■ TASK DESCRIPTION
Repeat each entry below exactly, omitting any picture it holds.

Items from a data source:
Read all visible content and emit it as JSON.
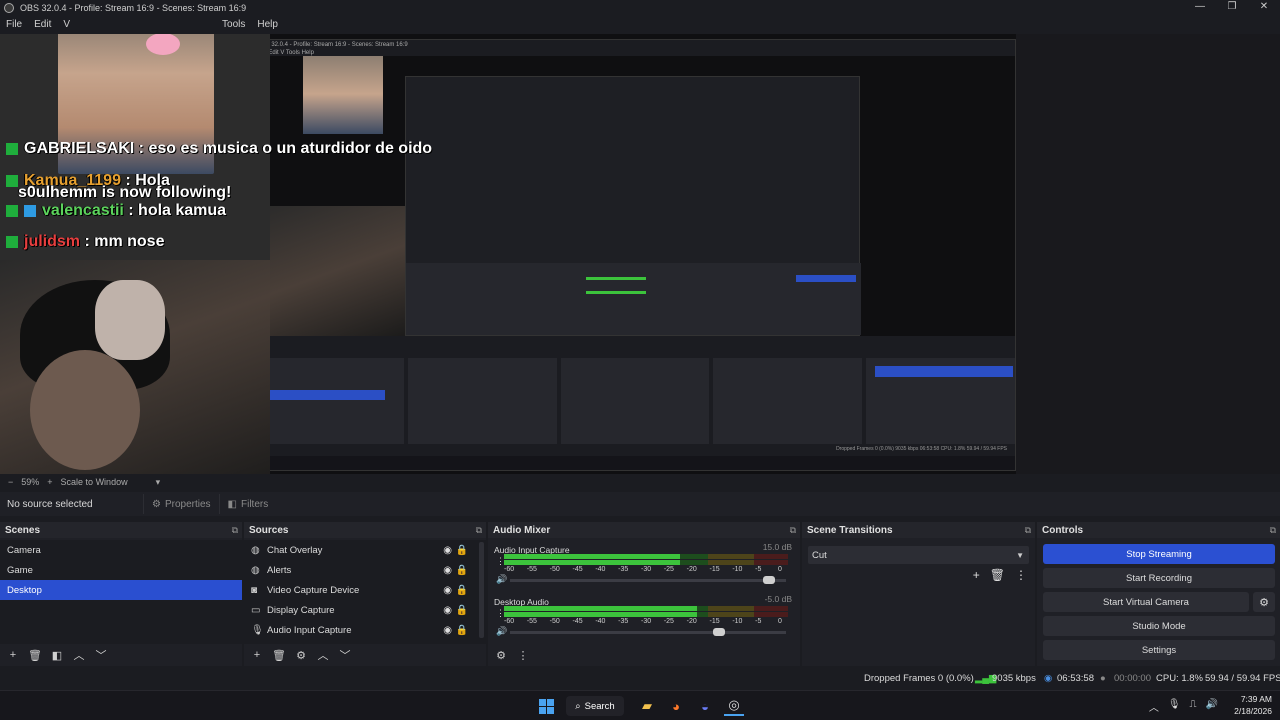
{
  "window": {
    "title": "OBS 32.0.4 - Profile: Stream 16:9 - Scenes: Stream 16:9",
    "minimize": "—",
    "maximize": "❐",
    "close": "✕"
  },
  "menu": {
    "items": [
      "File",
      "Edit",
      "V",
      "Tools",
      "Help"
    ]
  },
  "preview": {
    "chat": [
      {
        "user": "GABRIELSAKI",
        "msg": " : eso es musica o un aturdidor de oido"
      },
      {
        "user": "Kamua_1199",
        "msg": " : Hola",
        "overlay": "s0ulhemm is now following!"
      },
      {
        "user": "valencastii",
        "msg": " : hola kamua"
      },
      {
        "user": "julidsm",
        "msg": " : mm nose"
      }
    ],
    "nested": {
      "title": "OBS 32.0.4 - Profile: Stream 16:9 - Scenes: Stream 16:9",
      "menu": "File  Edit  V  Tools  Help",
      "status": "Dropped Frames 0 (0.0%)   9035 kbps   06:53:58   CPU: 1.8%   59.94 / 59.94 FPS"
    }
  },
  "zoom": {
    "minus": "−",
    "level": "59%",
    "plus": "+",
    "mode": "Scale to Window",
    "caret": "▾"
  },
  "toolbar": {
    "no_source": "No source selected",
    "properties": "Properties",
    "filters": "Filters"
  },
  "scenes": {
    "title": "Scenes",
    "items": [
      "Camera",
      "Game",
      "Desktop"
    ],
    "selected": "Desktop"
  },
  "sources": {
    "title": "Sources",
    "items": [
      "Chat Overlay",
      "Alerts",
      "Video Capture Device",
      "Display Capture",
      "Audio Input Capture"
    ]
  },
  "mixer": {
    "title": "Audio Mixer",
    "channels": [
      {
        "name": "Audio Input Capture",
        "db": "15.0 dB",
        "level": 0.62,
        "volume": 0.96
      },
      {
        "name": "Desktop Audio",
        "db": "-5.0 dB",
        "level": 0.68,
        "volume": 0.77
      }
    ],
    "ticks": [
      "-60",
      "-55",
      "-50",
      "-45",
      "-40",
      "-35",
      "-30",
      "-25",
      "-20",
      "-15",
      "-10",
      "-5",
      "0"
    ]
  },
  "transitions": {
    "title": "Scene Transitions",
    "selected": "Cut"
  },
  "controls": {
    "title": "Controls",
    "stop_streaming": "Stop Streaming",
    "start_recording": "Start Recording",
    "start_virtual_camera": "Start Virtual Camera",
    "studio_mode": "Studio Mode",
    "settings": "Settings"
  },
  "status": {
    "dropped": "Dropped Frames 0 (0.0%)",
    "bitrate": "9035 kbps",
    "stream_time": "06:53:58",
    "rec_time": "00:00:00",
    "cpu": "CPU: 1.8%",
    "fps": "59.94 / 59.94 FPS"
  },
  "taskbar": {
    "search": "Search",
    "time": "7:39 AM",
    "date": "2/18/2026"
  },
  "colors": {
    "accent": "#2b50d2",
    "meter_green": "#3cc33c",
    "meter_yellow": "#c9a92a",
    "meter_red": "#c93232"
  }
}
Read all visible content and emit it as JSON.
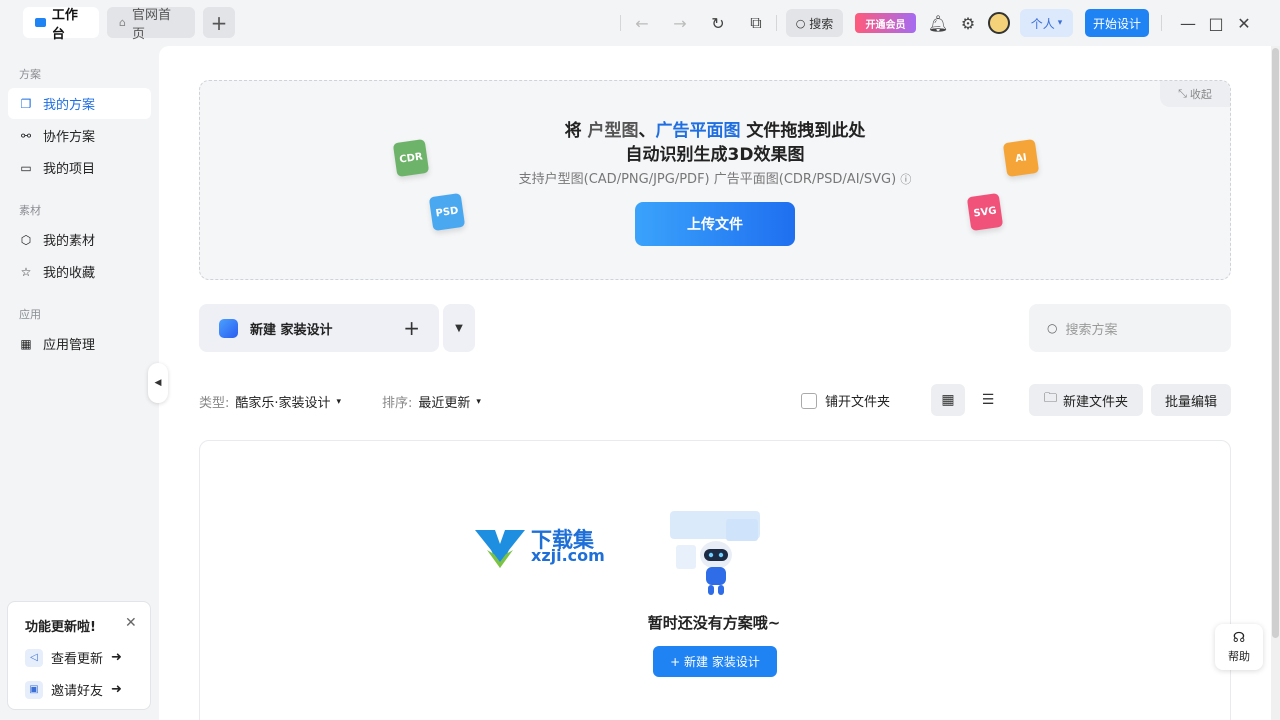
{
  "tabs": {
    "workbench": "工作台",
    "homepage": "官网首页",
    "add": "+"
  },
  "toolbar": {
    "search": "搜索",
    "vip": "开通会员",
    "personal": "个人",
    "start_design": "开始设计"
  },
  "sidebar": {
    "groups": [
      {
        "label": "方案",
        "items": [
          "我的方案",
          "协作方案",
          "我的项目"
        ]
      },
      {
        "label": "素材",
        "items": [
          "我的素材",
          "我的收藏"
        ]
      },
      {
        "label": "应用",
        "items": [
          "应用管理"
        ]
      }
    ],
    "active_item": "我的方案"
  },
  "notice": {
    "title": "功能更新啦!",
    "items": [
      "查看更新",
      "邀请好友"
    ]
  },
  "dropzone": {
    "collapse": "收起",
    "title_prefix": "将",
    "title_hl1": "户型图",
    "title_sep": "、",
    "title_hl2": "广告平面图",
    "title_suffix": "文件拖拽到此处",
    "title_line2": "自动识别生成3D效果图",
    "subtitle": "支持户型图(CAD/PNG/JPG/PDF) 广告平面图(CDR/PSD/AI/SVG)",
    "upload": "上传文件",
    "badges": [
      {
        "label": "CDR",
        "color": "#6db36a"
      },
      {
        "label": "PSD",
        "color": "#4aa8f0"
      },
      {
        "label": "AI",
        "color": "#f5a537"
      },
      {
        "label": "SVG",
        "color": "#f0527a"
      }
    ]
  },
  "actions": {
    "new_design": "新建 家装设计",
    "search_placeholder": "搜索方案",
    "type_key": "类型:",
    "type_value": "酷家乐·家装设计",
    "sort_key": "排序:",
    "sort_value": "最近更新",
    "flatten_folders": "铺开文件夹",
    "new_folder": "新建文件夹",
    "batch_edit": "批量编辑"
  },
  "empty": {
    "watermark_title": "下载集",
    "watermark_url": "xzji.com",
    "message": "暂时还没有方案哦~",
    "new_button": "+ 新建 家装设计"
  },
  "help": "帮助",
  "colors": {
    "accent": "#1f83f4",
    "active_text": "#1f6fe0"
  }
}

■ RESULT OF THIS EXERCISE
Read all visible content and emit it as JSON.
{
  "window": {
    "title": "OBS 32.0.4 - Profile: Stream 16:9 - Scenes: Stream 16:9",
    "minimize": "—",
    "maximize": "❐",
    "close": "✕"
  },
  "menu": {
    "items": [
      "File",
      "Edit",
      "V",
      "Tools",
      "Help"
    ]
  },
  "preview": {
    "chat": [
      {
        "user": "GABRIELSAKI",
        "msg": " : eso es musica o un aturdidor de oido"
      },
      {
        "user": "Kamua_1199",
        "msg": " : Hola",
        "overlay": "s0ulhemm is now following!"
      },
      {
        "user": "valencastii",
        "msg": " : hola kamua"
      },
      {
        "user": "julidsm",
        "msg": " : mm nose"
      }
    ],
    "nested": {
      "title": "OBS 32.0.4 - Profile: Stream 16:9 - Scenes: Stream 16:9",
      "menu": "File  Edit  V  Tools  Help",
      "status": "Dropped Frames 0 (0.0%)   9035 kbps   06:53:58   CPU: 1.8%   59.94 / 59.94 FPS"
    }
  },
  "zoom": {
    "minus": "−",
    "level": "59%",
    "plus": "+",
    "mode": "Scale to Window",
    "caret": "▾"
  },
  "toolbar": {
    "no_source": "No source selected",
    "properties": "Properties",
    "filters": "Filters"
  },
  "scenes": {
    "title": "Scenes",
    "items": [
      "Camera",
      "Game",
      "Desktop"
    ],
    "selected": "Desktop"
  },
  "sources": {
    "title": "Sources",
    "items": [
      "Chat Overlay",
      "Alerts",
      "Video Capture Device",
      "Display Capture",
      "Audio Input Capture"
    ]
  },
  "mixer": {
    "title": "Audio Mixer",
    "channels": [
      {
        "name": "Audio Input Capture",
        "db": "15.0 dB",
        "level": 0.62,
        "volume": 0.96
      },
      {
        "name": "Desktop Audio",
        "db": "-5.0 dB",
        "level": 0.68,
        "volume": 0.77
      }
    ],
    "ticks": [
      "-60",
      "-55",
      "-50",
      "-45",
      "-40",
      "-35",
      "-30",
      "-25",
      "-20",
      "-15",
      "-10",
      "-5",
      "0"
    ]
  },
  "transitions": {
    "title": "Scene Transitions",
    "selected": "Cut"
  },
  "controls": {
    "title": "Controls",
    "stop_streaming": "Stop Streaming",
    "start_recording": "Start Recording",
    "start_virtual_camera": "Start Virtual Camera",
    "studio_mode": "Studio Mode",
    "settings": "Settings"
  },
  "status": {
    "dropped": "Dropped Frames 0 (0.0%)",
    "bitrate": "9035 kbps",
    "stream_time": "06:53:58",
    "rec_time": "00:00:00",
    "cpu": "CPU: 1.8%",
    "fps": "59.94 / 59.94 FPS"
  },
  "taskbar": {
    "search": "Search",
    "time": "7:39 AM",
    "date": "2/18/2026"
  },
  "colors": {
    "accent": "#2b50d2",
    "meter_green": "#3cc33c",
    "meter_yellow": "#c9a92a",
    "meter_red": "#c93232"
  }
}
Read all visible content and emit it as JSON.
{
  "tabs": {
    "workbench": "工作台",
    "homepage": "官网首页",
    "add": "+"
  },
  "toolbar": {
    "search": "搜索",
    "vip": "开通会员",
    "personal": "个人",
    "start_design": "开始设计"
  },
  "sidebar": {
    "groups": [
      {
        "label": "方案",
        "items": [
          "我的方案",
          "协作方案",
          "我的项目"
        ]
      },
      {
        "label": "素材",
        "items": [
          "我的素材",
          "我的收藏"
        ]
      },
      {
        "label": "应用",
        "items": [
          "应用管理"
        ]
      }
    ],
    "active_item": "我的方案"
  },
  "notice": {
    "title": "功能更新啦!",
    "items": [
      "查看更新",
      "邀请好友"
    ]
  },
  "dropzone": {
    "collapse": "收起",
    "title_prefix": "将",
    "title_hl1": "户型图",
    "title_sep": "、",
    "title_hl2": "广告平面图",
    "title_suffix": "文件拖拽到此处",
    "title_line2": "自动识别生成3D效果图",
    "subtitle": "支持户型图(CAD/PNG/JPG/PDF) 广告平面图(CDR/PSD/AI/SVG)",
    "upload": "上传文件",
    "badges": [
      {
        "label": "CDR",
        "color": "#6db36a"
      },
      {
        "label": "PSD",
        "color": "#4aa8f0"
      },
      {
        "label": "AI",
        "color": "#f5a537"
      },
      {
        "label": "SVG",
        "color": "#f0527a"
      }
    ]
  },
  "actions": {
    "new_design": "新建 家装设计",
    "search_placeholder": "搜索方案",
    "type_key": "类型:",
    "type_value": "酷家乐·家装设计",
    "sort_key": "排序:",
    "sort_value": "最近更新",
    "flatten_folders": "铺开文件夹",
    "new_folder": "新建文件夹",
    "batch_edit": "批量编辑"
  },
  "empty": {
    "watermark_title": "下载集",
    "watermark_url": "xzji.com",
    "message": "暂时还没有方案哦~",
    "new_button": "+ 新建 家装设计"
  },
  "help": "帮助",
  "colors": {
    "accent": "#1f83f4",
    "active_text": "#1f6fe0"
  }
}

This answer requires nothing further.